In a keynote address to the World Economic Forum of business leaders and policymakers, Sarkozy made an impassioned plea for global cooperation to regulate the financial system and attacked the excesses of capitalism that contributed to the most crippling crisis in decades, including excessive banker bonuses.
“We must manage prudently the adoption of measures to support (economic) activity and the withdrawal of liquidities injected during the crisis,” he told a packed auditorium in the Swiss ski resort of Davos.
“We must take care to prevent too abrupt a tightening that would result in a global collapse.”
Central banks have cut interest rates to record lows and flooded markets with liquidity to support their economies, but now face a challenge in withdrawing support before it lays the groundwork for future crises.
France is under pressure from the European Commission to cut its own hefty budget deficit, which swelled during the crisis.
The French leader, whose country emerged from recession in the second quarter of 2009, said tentative signs of economic recovery should make governments bolder, not more timid, in regulatory and structural reforms.
“Either we are capable of responding to the demand for protection, justice and fairness through cooperation, regulation and governance, or we will have isolation and protectionism,” he said in a 45 minute speech.
A forceful advocate of stronger regulation and state industrial policy, Sarkozy called for a refoundation and moralization of capitalism, and curbs on the bonus culture and “morally indefensible” pay packages.
He endorsed U.S. President Barack Obama’s proposals to stop commercial banks from engaging in speculative proprietary trading and from owning hedge funds and private equity funds.
But he said the G20 grouping of major economies was the right forum to reach a consensus on appropriate financial regulation, warning against unilateral action.
“How can we conceive that in a competitive world, we can insist that European banks have three times more capital to cover the risks of their market activities, without demanding the same of American and Asian banks?” Sarkozy said.
“Giving in to unilateralism, to ‘every man for himself’, would also be an economic, political and moral error.”
Sarkozy also said global imbalances needed to be corrected to prevent a repeat of the financial crisis, with surplus countries consuming more and deficit countries cutting back their spending.

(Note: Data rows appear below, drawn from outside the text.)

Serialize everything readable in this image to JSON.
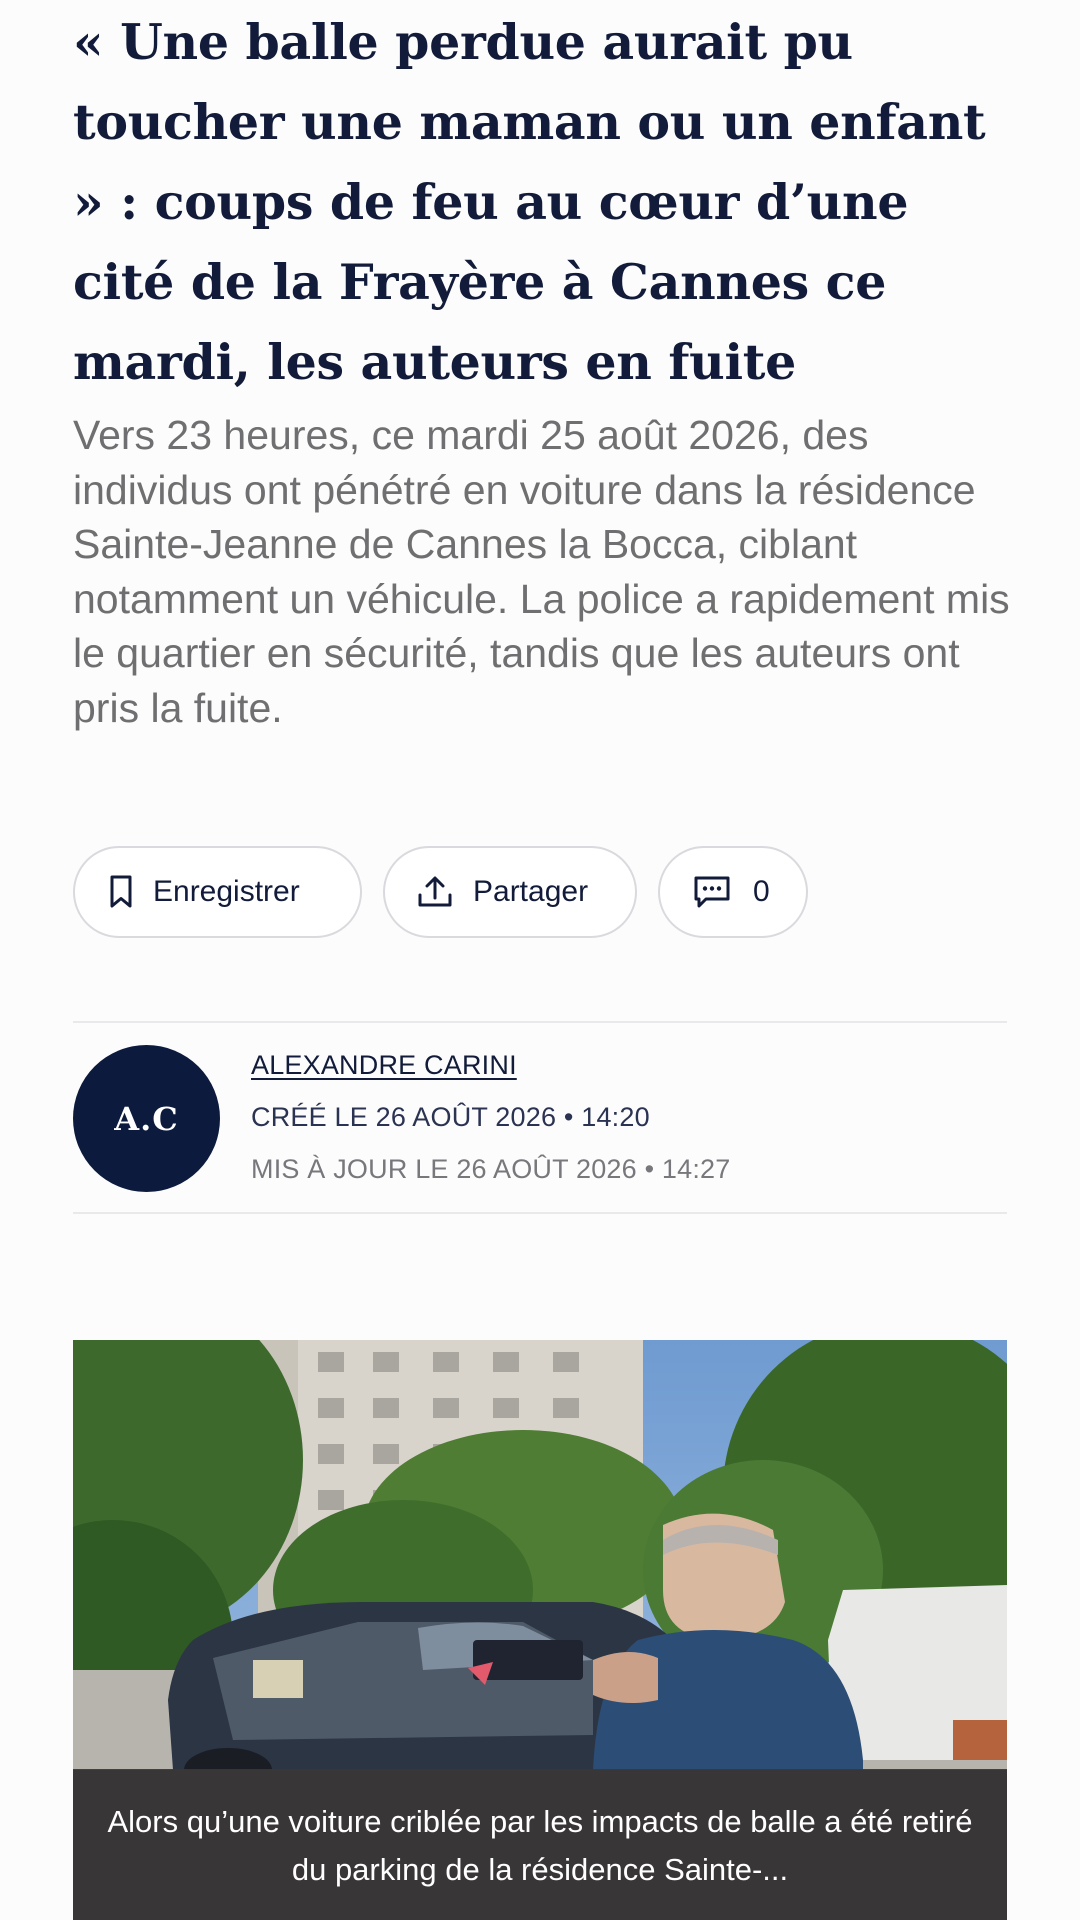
{
  "article": {
    "headline": "« Une balle perdue aurait pu toucher une maman ou un enfant » : coups de feu au cœur d’une cité de la Frayère à Cannes ce mardi, les auteurs en fuite",
    "lede": "Vers 23 heures, ce mardi 25 août 2026, des individus ont pénétré en voiture dans la résidence Sainte-Jeanne de Cannes la Bocca, ciblant notamment un véhicule. La police a rapidement mis le quartier en sécurité, tandis que les auteurs ont pris la fuite."
  },
  "actions": {
    "save_label": "Enregistrer",
    "share_label": "Partager",
    "comments_count": "0"
  },
  "byline": {
    "initials": "A.C",
    "author": "ALEXANDRE CARINI",
    "created": "CRÉÉ LE 26 AOÛT 2026 • 14:20",
    "updated": "MIS À JOUR LE 26 AOÛT 2026 • 14:27"
  },
  "photo": {
    "caption": "Alors qu’une voiture criblée par les impacts de balle a été retiré du parking de la résidence Sainte-..."
  },
  "colors": {
    "headline": "#121c3a",
    "lede": "#6f6f71",
    "avatar_bg": "#0c1a3d",
    "pill_border": "#d9d9de",
    "caption_bg": "#3a3638"
  },
  "icons": {
    "save": "bookmark-icon",
    "share": "share-upload-icon",
    "comments": "comment-bubble-icon"
  }
}
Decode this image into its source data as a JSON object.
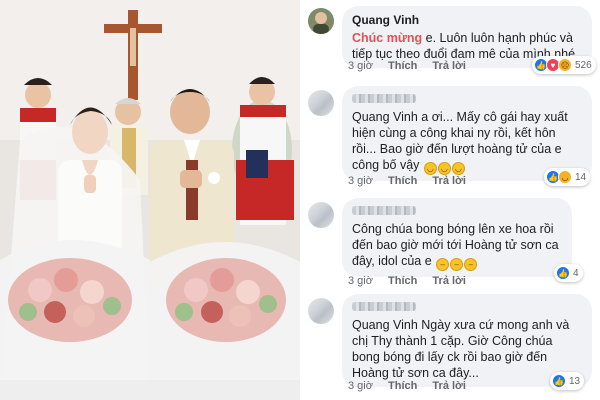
{
  "comments": [
    {
      "author": "Quang Vinh",
      "highlight": "Chúc mừng",
      "text": " e. Luôn luôn hạnh phúc và tiếp tục theo đuổi đam mê của mình nhé",
      "time": "3 giờ",
      "like_label": "Thích",
      "reply_label": "Trả lời",
      "reaction_count": "526",
      "reaction_icons": [
        "like-icon",
        "love-icon",
        "sad-icon"
      ],
      "author_blurred": false
    },
    {
      "author": "",
      "text": "Quang Vinh a ơi... Mấy cô gái hay xuất hiện cùng a công khai ny rồi, kết hôn rồi... Bao giờ đến lượt hoàng tử của e công bố vậy",
      "emojis": [
        "😂",
        "😂",
        "😂"
      ],
      "time": "3 giờ",
      "like_label": "Thích",
      "reply_label": "Trả lời",
      "reaction_count": "14",
      "reaction_icons": [
        "like-icon",
        "haha-icon"
      ],
      "author_blurred": true
    },
    {
      "author": "",
      "text": "Công chúa bong bóng lên xe hoa rồi đến bao giờ mới tới Hoàng tử sơn ca đây, idol của e",
      "emojis": [
        "😶",
        "😶",
        "😶"
      ],
      "time": "3 giờ",
      "like_label": "Thích",
      "reply_label": "Trả lời",
      "reaction_count": "4",
      "reaction_icons": [
        "like-icon"
      ],
      "author_blurred": true
    },
    {
      "author": "",
      "text": "Quang Vinh Ngày xưa cứ mong anh và chị Thy thành 1 cặp. Giờ Công chúa bong bóng đi lấy ck rồi bao giờ đến Hoàng tử sơn ca đây...",
      "time": "3 giờ",
      "like_label": "Thích",
      "reply_label": "Trả lời",
      "reaction_count": "13",
      "reaction_icons": [
        "like-icon"
      ],
      "author_blurred": true
    }
  ],
  "colors": {
    "bubble": "#f0f2f5",
    "highlight": "#e4505a",
    "like": "#1877f2",
    "meta": "#65676b"
  }
}
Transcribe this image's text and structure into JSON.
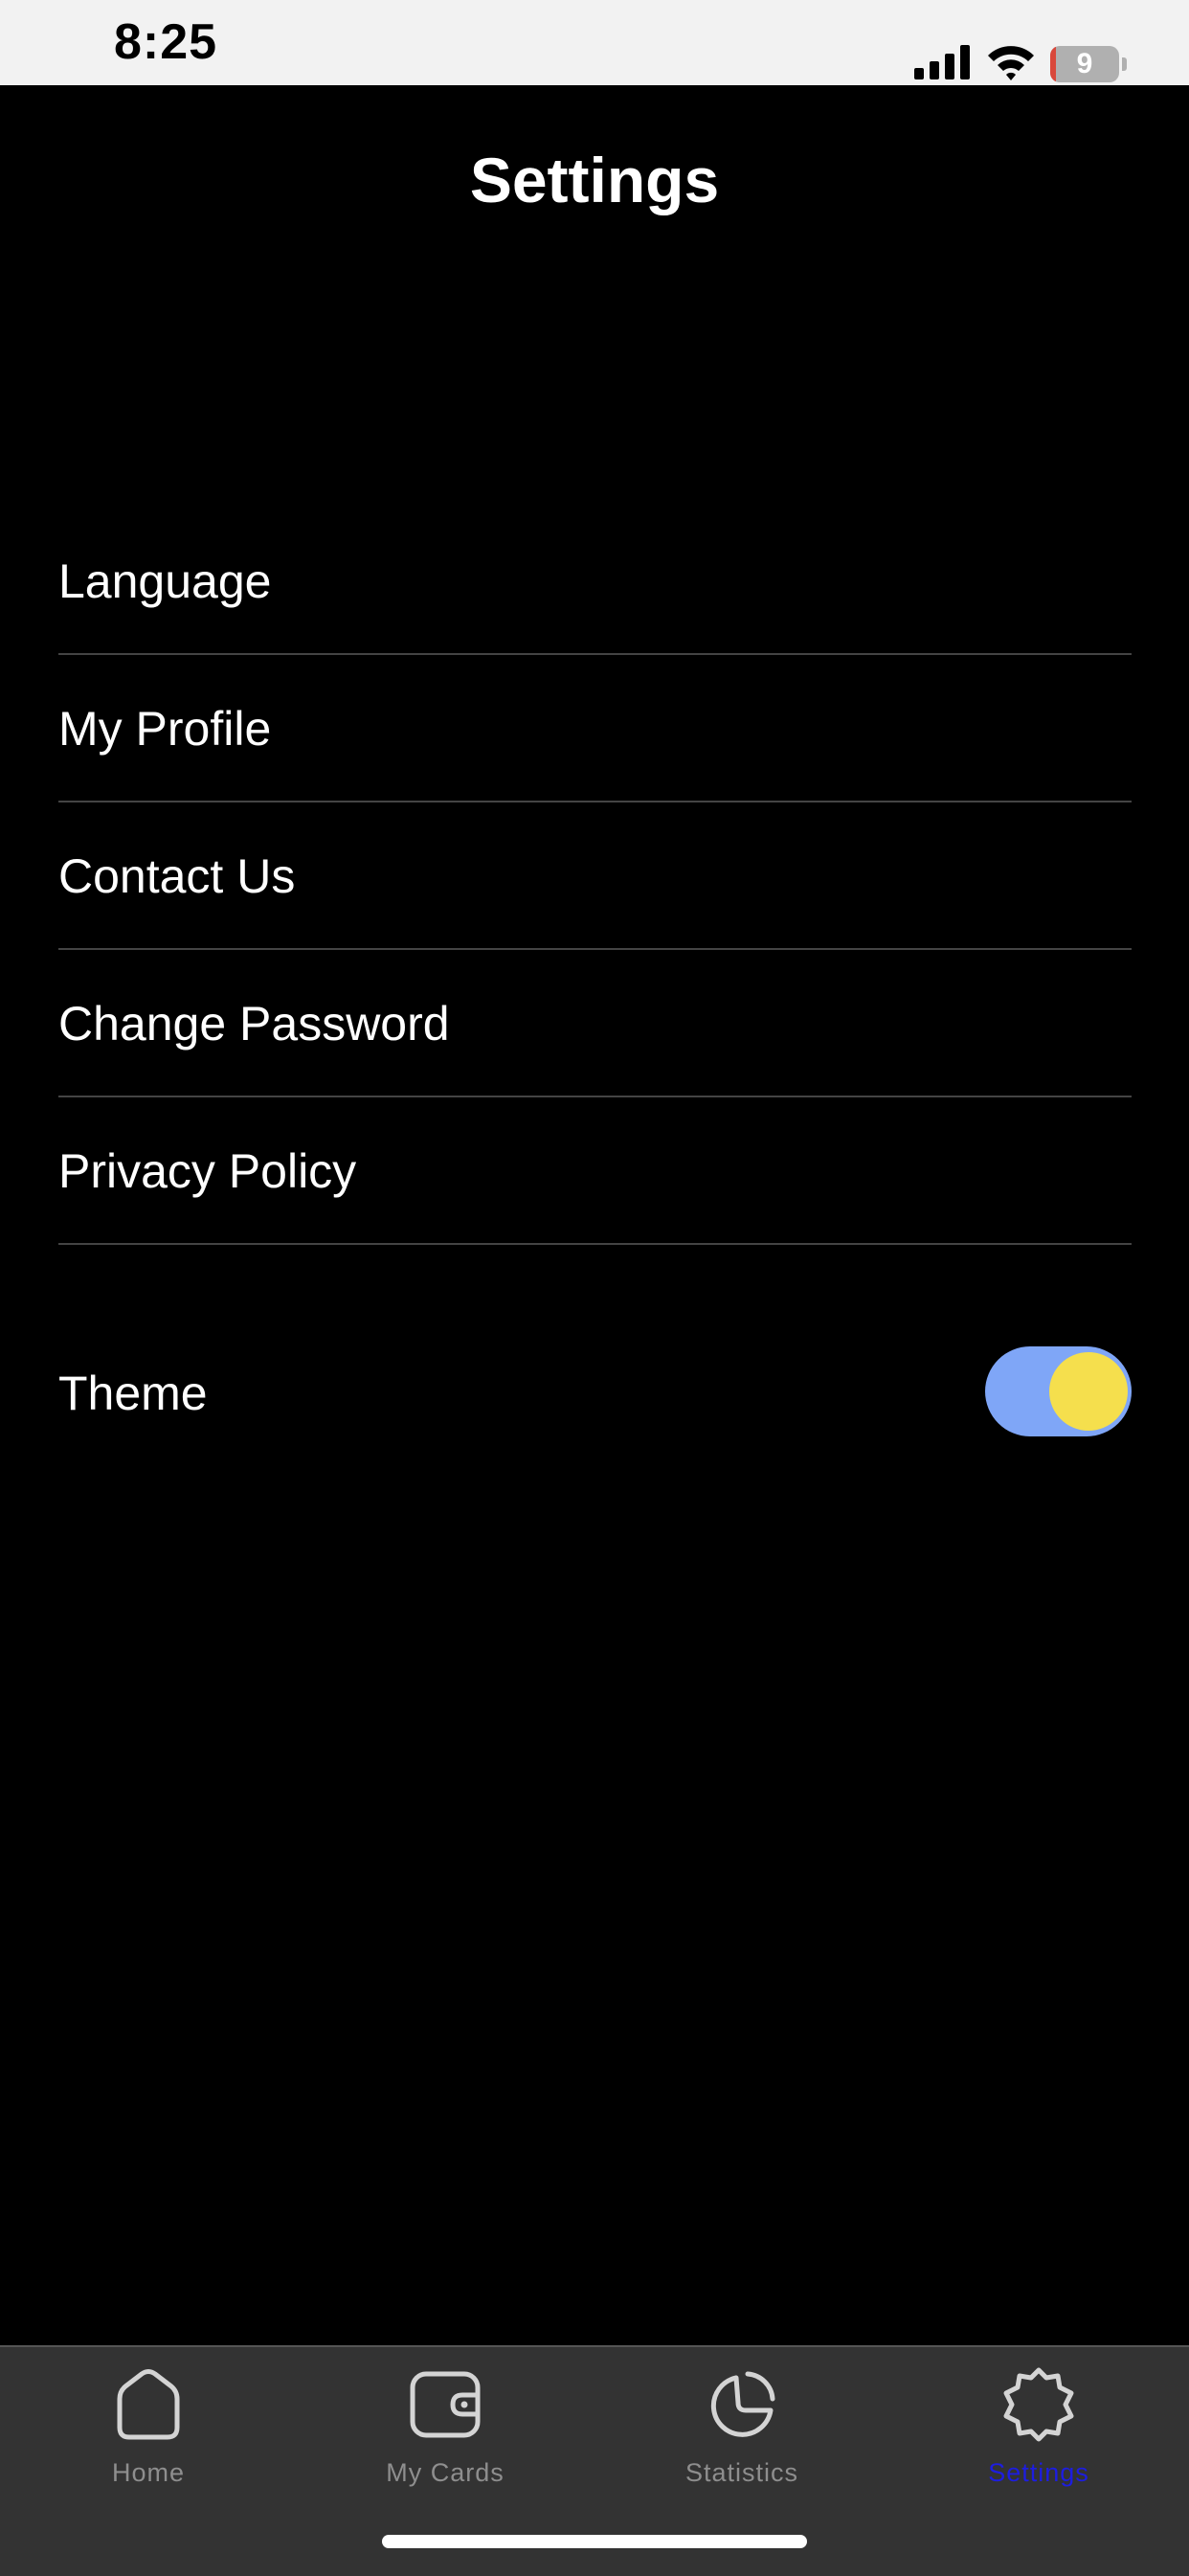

Currencies were central to these imbalances and France would use its presidency of the Group of Eight industrialized nations and the wider G20 grouping of major economies next year to put reform of the international monetary system on the agenda, he said.
Reporting by Paul Taylor and Clara Ferrera Marques; Editing by Jon Boyle